However, up to 20 to 50 percent of people either don’t see a reduction of their symptoms, or they cannot tolerate these medications. Even if they do respond to medication, they tend to see only a 50% reduction in their symptoms [Mastering Your Adult ADHD, pg 8}.
Cognitive Behavior Therapy
As seen from the diagram above, attention deficit disorder can lead to under achievement, unemployment or underemployment, economic problems, and relationship difficulties. Medications don’t teach specific strategies and skills to cope with ADHD.
Cognitive behavior therapy is a psychotherapeutic approach which is time-limited, goal oriented, and will help you work ways to improve your organization and planning; reduce distractibility; think differently about yourself and your ADHD; overcome procrastination,; and prevent relapse.
If you’re interested in both diagnosis and treatment for adult ADHD, call the phone number on the back of your healthcare insurance card for behavioral or mental health. Ask to be referred to either a psychiatrist or psychologist who specializes in diagnosing and treating ADHD.
Educate Yourself About ADD/ADHD
There are many attention deficit disorder websites out there, but I have been thoroughly impressed with ADDitude, the online add/adhd magazine. This site has attention deficit information about ADHD symptoms, medication, treatment, diagnosis, and parenting ADD children from the experts at ADDitude magazine
Books About Attention Deficit Disorder
You Mean I’m Not Lazy, Stupid or Crazy?!: The Classic Self-Help Book for Adults with Attention Deficit Disorder, by Kate Kelly
Here’s a book summary from Amazon:
With over a quarter million copies in print, You Mean I’m Not Lazy, Stupid or Crazy?! is one of the bestselling books on attention deficit disorder (ADD) ever written. There is a great deal of literature about children with ADD. But what do you do if you have ADD and aren’t a child anymore? This indispensable reference — the first of its kind written for adults with ADD by adults with ADD — focuses on the experiences of adults, offering updated information, practical how-tos and moral support to help readers deal with ADD. It also explains the diagnostic process that distinguishes ADD symptoms from normal lapses in memory, lack of concentration or impulsive behavior.

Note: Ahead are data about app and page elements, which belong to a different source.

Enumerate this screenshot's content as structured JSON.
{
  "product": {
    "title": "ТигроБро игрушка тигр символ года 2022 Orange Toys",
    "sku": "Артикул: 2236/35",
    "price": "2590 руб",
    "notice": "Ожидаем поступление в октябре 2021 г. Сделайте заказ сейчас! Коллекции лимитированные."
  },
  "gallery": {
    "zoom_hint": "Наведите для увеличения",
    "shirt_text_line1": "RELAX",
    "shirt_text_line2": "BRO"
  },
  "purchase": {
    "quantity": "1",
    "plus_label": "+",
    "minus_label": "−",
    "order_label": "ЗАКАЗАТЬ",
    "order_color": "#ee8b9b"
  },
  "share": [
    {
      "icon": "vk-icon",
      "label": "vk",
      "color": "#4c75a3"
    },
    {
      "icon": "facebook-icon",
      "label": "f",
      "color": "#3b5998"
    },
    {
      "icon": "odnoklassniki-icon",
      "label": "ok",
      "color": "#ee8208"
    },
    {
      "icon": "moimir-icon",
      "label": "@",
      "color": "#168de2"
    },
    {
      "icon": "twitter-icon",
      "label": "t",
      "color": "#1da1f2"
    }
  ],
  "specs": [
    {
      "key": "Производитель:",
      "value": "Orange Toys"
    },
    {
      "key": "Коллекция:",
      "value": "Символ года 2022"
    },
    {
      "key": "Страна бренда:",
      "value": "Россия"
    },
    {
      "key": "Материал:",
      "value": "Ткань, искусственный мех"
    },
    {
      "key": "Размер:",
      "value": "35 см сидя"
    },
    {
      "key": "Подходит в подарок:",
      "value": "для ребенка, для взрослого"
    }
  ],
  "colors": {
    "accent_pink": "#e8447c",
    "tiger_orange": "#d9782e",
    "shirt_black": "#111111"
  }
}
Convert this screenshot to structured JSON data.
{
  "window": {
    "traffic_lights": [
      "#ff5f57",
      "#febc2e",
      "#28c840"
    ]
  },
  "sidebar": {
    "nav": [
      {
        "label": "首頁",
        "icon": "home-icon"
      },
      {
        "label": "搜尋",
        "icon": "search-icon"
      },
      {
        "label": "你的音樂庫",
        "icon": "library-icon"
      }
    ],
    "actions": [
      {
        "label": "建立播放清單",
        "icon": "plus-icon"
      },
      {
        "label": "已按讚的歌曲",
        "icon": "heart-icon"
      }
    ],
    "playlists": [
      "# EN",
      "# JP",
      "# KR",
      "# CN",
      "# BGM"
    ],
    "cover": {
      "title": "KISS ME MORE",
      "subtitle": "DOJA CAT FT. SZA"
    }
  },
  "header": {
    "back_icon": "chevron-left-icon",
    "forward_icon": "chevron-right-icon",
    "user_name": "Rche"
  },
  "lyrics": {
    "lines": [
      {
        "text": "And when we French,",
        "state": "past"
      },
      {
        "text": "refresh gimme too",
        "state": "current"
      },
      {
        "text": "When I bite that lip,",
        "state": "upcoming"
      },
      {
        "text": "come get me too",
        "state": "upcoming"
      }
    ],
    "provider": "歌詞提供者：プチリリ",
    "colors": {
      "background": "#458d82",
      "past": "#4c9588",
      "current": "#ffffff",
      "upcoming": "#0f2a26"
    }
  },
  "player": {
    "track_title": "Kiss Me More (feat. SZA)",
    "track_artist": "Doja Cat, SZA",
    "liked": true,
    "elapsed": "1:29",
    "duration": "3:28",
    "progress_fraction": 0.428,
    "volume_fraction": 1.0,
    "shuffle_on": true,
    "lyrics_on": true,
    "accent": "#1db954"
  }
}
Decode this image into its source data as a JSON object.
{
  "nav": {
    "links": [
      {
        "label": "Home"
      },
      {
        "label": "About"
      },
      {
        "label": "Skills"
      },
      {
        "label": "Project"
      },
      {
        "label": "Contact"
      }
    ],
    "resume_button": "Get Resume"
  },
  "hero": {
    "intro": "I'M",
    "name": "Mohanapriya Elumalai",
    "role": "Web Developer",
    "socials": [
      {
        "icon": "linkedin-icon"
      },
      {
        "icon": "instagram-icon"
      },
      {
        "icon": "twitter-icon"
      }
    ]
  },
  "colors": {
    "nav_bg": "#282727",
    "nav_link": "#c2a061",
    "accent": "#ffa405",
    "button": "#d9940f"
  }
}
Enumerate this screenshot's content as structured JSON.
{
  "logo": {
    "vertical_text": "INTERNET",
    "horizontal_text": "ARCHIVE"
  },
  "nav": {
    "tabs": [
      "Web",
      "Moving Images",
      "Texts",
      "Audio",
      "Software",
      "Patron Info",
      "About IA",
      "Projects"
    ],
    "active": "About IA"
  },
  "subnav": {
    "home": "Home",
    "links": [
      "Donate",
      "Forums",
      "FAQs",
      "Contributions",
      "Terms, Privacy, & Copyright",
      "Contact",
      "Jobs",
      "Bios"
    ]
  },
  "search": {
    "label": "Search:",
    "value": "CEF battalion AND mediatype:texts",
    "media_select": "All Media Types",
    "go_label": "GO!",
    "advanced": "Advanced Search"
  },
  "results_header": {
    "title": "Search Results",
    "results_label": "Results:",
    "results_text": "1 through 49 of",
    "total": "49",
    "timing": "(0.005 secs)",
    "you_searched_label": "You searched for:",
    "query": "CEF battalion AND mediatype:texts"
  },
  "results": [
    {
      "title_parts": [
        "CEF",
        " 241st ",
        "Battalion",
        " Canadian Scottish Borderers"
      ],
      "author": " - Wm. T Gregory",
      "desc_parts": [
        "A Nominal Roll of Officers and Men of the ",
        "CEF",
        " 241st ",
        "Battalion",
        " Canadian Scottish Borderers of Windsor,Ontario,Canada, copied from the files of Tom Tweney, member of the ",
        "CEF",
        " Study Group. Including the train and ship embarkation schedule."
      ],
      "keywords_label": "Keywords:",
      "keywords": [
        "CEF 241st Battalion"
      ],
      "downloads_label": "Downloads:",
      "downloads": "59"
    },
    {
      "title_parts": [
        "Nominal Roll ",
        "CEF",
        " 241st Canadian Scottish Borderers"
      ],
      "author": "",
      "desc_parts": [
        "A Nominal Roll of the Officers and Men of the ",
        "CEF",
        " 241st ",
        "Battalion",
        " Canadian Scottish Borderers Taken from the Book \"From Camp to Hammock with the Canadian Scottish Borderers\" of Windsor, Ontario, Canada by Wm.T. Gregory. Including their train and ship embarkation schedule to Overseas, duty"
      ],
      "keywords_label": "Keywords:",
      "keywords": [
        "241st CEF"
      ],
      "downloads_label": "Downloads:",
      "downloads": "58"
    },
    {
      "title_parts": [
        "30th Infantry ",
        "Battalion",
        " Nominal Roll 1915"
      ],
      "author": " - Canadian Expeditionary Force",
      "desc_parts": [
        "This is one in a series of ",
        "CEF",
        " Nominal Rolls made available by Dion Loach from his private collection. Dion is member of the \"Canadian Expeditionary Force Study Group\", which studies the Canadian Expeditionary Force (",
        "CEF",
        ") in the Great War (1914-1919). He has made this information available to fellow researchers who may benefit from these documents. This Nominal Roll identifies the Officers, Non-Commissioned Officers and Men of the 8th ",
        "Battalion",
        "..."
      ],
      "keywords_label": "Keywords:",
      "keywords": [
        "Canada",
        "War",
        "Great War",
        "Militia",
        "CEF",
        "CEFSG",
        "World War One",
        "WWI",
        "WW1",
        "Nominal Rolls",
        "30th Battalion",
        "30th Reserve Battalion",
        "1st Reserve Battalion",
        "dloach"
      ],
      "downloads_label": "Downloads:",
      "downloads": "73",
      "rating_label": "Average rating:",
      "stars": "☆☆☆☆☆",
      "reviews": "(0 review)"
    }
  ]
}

Here’s what’s new:
- The new medications and their effectiveness
- The effects of ADD on human sexuality
- The differences between male and female ADD — including falling estrogen levels and its impact on cognitive function
- The power of meditation
- How to move forward with coaching
And the book still includes advice about:
- Achieving balance by analyzing one’s strengths and weaknesses
- Getting along in groups, at work and in intimate and family relationships — including how to decrease discord and chaos
- Learning the mechanics and methods for getting organized and improving memory
- Seeking professional help, including therapy and medication
Mastering Your Adult ADHD: A Cognitive-Behavioral Treatment Program, by Steven A. Safren, Susan Sprich, Carol A. Perlman, and Michael W. Otto
This program was developed by a group of psychologists at Massachusetts General Hospital and Harvard Medical School after treating adults with ADHD in their clinic, using cognitive-behavioral therapy. The authors conducted a randomized, controlled trial, studying patients who had been treated with medications but still having significant problems. Half of the patients received no treatment beyond medications; the other half took medications and also went through the cognitive-behavioral strategies listed in the workbook. An independent assessor who did not know whether the patients had treatment or not evaluated their symptoms. According to the assessments, patients who went through the program experienced about a 50% decrease in symptoms. Those who did not had negligible changes.
If you are working with a cognitive behavior therapist, encourage her or him to purchase the therapist version of this workbook [Mastering Your Adult ADHD: A Cognitive-Behavioral Treatment Program Therapist Guide (Treatments That Work)]. Then work together through the material.
DSM V fact sheet
Mastering Your Adult ADHD.
photo credit: Life Mental Health via photopin cc